As I was choosing my courses for my last year at John Cabot University, I happened to come across a course I had never seen before: Posthuman Studies. For years I had been looking for a course that dealt with the concept of the ‘man of the future’, and as a proud science fiction fan, the title of the course caught my attention right away. The term “posthuman” describes the utopic ideal often found in the science fiction genre. This refers to the concept that humankind as a race is constantly evolving as our societies progress both intellectually, socially, and technologically.
Throughout the course we learn that the “man of the future”, or the posthuman, isn’t simply constructed on the simple equation man + technology. Throughout the course, Professor Sorgner slowly and carefully unveils the cornucopia of currents – philosophical, literary, ethical, and more – that form Posthuman Studies and its two biggest currents: Posthumanism and Transhumanism.
Interestingly enough, the posthuman state exists as two distinct projections in the differing visions of the two currents. For posthumanism, it is a more abstract concept based on the deconstruction of the dichotomies which have originated from the enlightenment project. On the other hand, for transhumanism, it is portrayed more as the next evolutionary step for mankind, where human and machine stop coexisting on parallel levels and start fusing into one comprehensive entity. In simpler terms, posthumanist theory concerns itself with ideologies, while transhumanist theory relies more on a materially oriented vision of the near future.
Professor Dr. Stefan Lorenz Sorgner is a German philosopher, bioethicist and metahumanist who has only recently begun teaching at John Cabot. He has a passion for Nietzsche and the philosophy of music and bears the title “metahumanist” proudly, as he derives it from his constant effort to bridge the two major opposing currents in posthuman studies. He is extremely passionate about his work and is always available to discuss and share his interests and ideas with students.
The course itself is structured through a constant back-and-forth debate between the students and the instructor, as he helps us while we wrestle with the concepts. Throughout the semester, we have the chance to consolidate our knowledge through a mid-term and a final paper structured as answers to a given issue, obviously pertinent to the course material. Furthermore, we are also tasked with two short in-class presentations that aim to enforce the class discussion and, lastly, a final exam where all our knowledge and work will be put to the test.

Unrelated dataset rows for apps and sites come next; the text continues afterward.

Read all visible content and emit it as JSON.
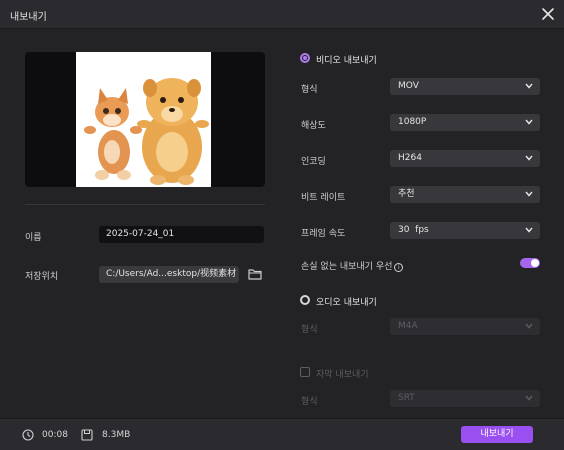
{
  "window": {
    "title": "내보내기"
  },
  "left": {
    "name_label": "이름",
    "name_value": "2025-07-24_01",
    "location_label": "저장위치",
    "location_value": "C:/Users/Ad...esktop/视频素材"
  },
  "video": {
    "section_label": "비디오 내보내기",
    "rows": [
      {
        "label": "형식",
        "value": "MOV"
      },
      {
        "label": "해상도",
        "value": "1080P"
      },
      {
        "label": "인코딩",
        "value": "H264"
      },
      {
        "label": "비트 레이트",
        "value": "추천"
      },
      {
        "label": "프레임 속도",
        "value": "30  fps"
      }
    ],
    "lossless_label": "손실 없는 내보내기 우선",
    "lossless_info_icon": "i",
    "lossless_on": true
  },
  "audio": {
    "section_label": "오디오 내보내기",
    "format_label": "형식",
    "format_value": "M4A"
  },
  "subtitle": {
    "checkbox_label": "자막 내보내기",
    "format_label": "형식",
    "format_value": "SRT"
  },
  "footer": {
    "duration": "00:08",
    "size": "8.3MB",
    "export_label": "내보내기"
  },
  "colors": {
    "accent": "#9a4ff0",
    "toggle": "#a565ec",
    "background": "#232326"
  }
}
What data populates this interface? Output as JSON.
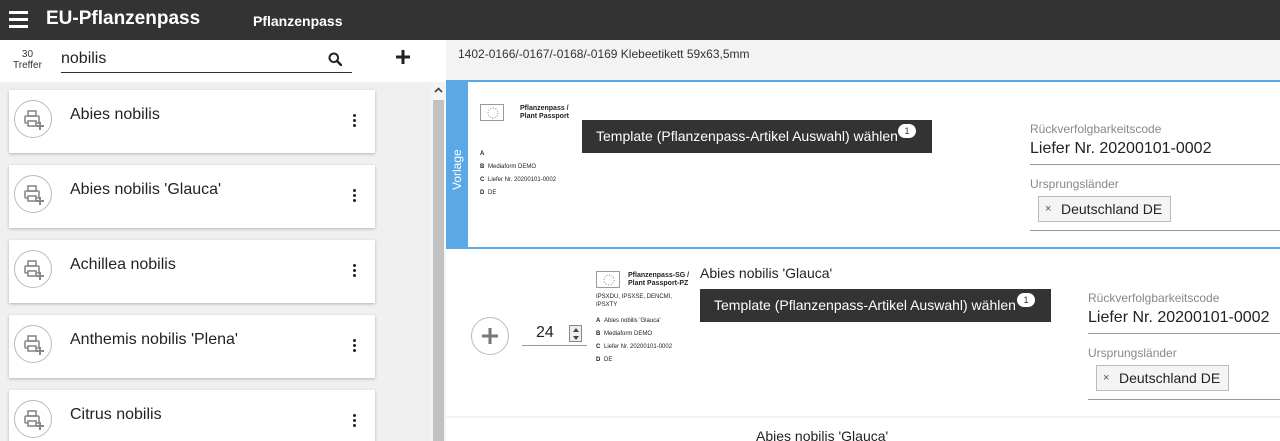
{
  "header": {
    "app_title": "EU-Pflanzenpass",
    "page_title": "Pflanzenpass"
  },
  "search": {
    "hit_count": "30",
    "hit_label": "Treffer",
    "query": "nobilis"
  },
  "results": [
    {
      "name": "Abies nobilis"
    },
    {
      "name": "Abies nobilis 'Glauca'"
    },
    {
      "name": "Achillea nobilis"
    },
    {
      "name": "Anthemis nobilis 'Plena'"
    },
    {
      "name": "Citrus nobilis"
    }
  ],
  "product": {
    "title": "1402-0166/-0167/-0168/-0169 Klebeetikett 59x63,5mm"
  },
  "template_panel": {
    "tab_label": "Vorlage",
    "preview": {
      "title_line1": "Pflanzenpass /",
      "title_line2": "Plant Passport",
      "rows": [
        {
          "key": "A",
          "value": ""
        },
        {
          "key": "B",
          "value": "Mediaform DEMO"
        },
        {
          "key": "C",
          "value": "Liefer Nr. 20200101-0002"
        },
        {
          "key": "D",
          "value": "DE"
        }
      ]
    },
    "button_label": "Template (Pflanzenpass-Artikel Auswahl) wählen",
    "badge": "1",
    "trace_label": "Rückverfolgbarkeitscode",
    "trace_value": "Liefer Nr. 20200101-0002",
    "origin_label": "Ursprungsländer",
    "origin_chip": "Deutschland DE",
    "chip_remove": "×"
  },
  "item_panel": {
    "quantity": "24",
    "article_name": "Abies nobilis 'Glauca'",
    "preview": {
      "title_line1": "Pflanzenpass-SG /",
      "title_line2": "Plant Passport-PZ",
      "codes_line1": "IPSXDU, IPSXSE, DENCMI,",
      "codes_line2": "IPSXTY",
      "rows": [
        {
          "key": "A",
          "value": "Abies nobilis 'Glauca'"
        },
        {
          "key": "B",
          "value": "Mediaform DEMO"
        },
        {
          "key": "C",
          "value": "Liefer Nr. 20200101-0002"
        },
        {
          "key": "D",
          "value": "DE"
        }
      ]
    },
    "button_label": "Template (Pflanzenpass-Artikel Auswahl) wählen",
    "badge": "1",
    "trace_label": "Rückverfolgbarkeitscode",
    "trace_value": "Liefer Nr. 20200101-0002",
    "origin_label": "Ursprungsländer",
    "origin_chip": "Deutschland DE",
    "chip_remove": "×"
  },
  "next_panel": {
    "article_name": "Abies nobilis 'Glauca'"
  },
  "colors": {
    "header_bg": "#333333",
    "accent_blue": "#5aa9e6",
    "button_bg": "#333333"
  }
}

I hope future students will share our enthusiasm for Sorgner’s eye-opening and mind-blowing course on the “philosophy of our future” and that many more will learn, just like we did, the great truth behind posthuman studies: that we have always been posthuman.